ASSIGNMENT: Scan the material below for the string "icon". Report every line that has it.

INFORMATION PROVIDED:
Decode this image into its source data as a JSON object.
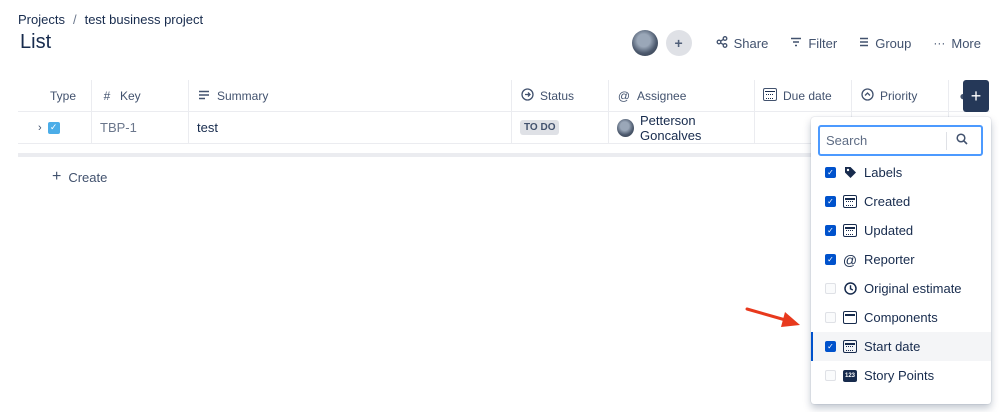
{
  "breadcrumb": {
    "root": "Projects",
    "separator": "/",
    "project": "test business project"
  },
  "page_title": "List",
  "toolbar": {
    "share": "Share",
    "filter": "Filter",
    "group": "Group",
    "more": "More"
  },
  "table": {
    "headers": {
      "type": "Type",
      "key": "Key",
      "summary": "Summary",
      "status": "Status",
      "assignee": "Assignee",
      "due_date": "Due date",
      "priority": "Priority"
    },
    "row": {
      "key": "TBP-1",
      "summary": "test",
      "status": "TO DO",
      "assignee": "Petterson Goncalves"
    }
  },
  "create_label": "Create",
  "column_picker": {
    "search_placeholder": "Search",
    "options": [
      {
        "label": "Labels",
        "checked": true,
        "icon": "tag-icon"
      },
      {
        "label": "Created",
        "checked": true,
        "icon": "calendar-icon"
      },
      {
        "label": "Updated",
        "checked": true,
        "icon": "calendar-icon"
      },
      {
        "label": "Reporter",
        "checked": true,
        "icon": "at-icon"
      },
      {
        "label": "Original estimate",
        "checked": false,
        "icon": "clock-icon"
      },
      {
        "label": "Components",
        "checked": false,
        "icon": "component-icon"
      },
      {
        "label": "Start date",
        "checked": true,
        "icon": "calendar-icon",
        "highlighted": true
      },
      {
        "label": "Story Points",
        "checked": false,
        "icon": "number-icon"
      }
    ]
  },
  "colors": {
    "accent": "#0052cc",
    "dark": "#253858",
    "arrow": "#e8391d",
    "issue_type": "#4bade8"
  }
}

PROBLEM SOLUTION:
        "icon": "tag-icon"
        "icon": "calendar-icon"
        "icon": "calendar-icon"
        "icon": "at-icon"
        "icon": "clock-icon"
        "icon": "component-icon"
        "icon": "calendar-icon",
        "icon": "number-icon"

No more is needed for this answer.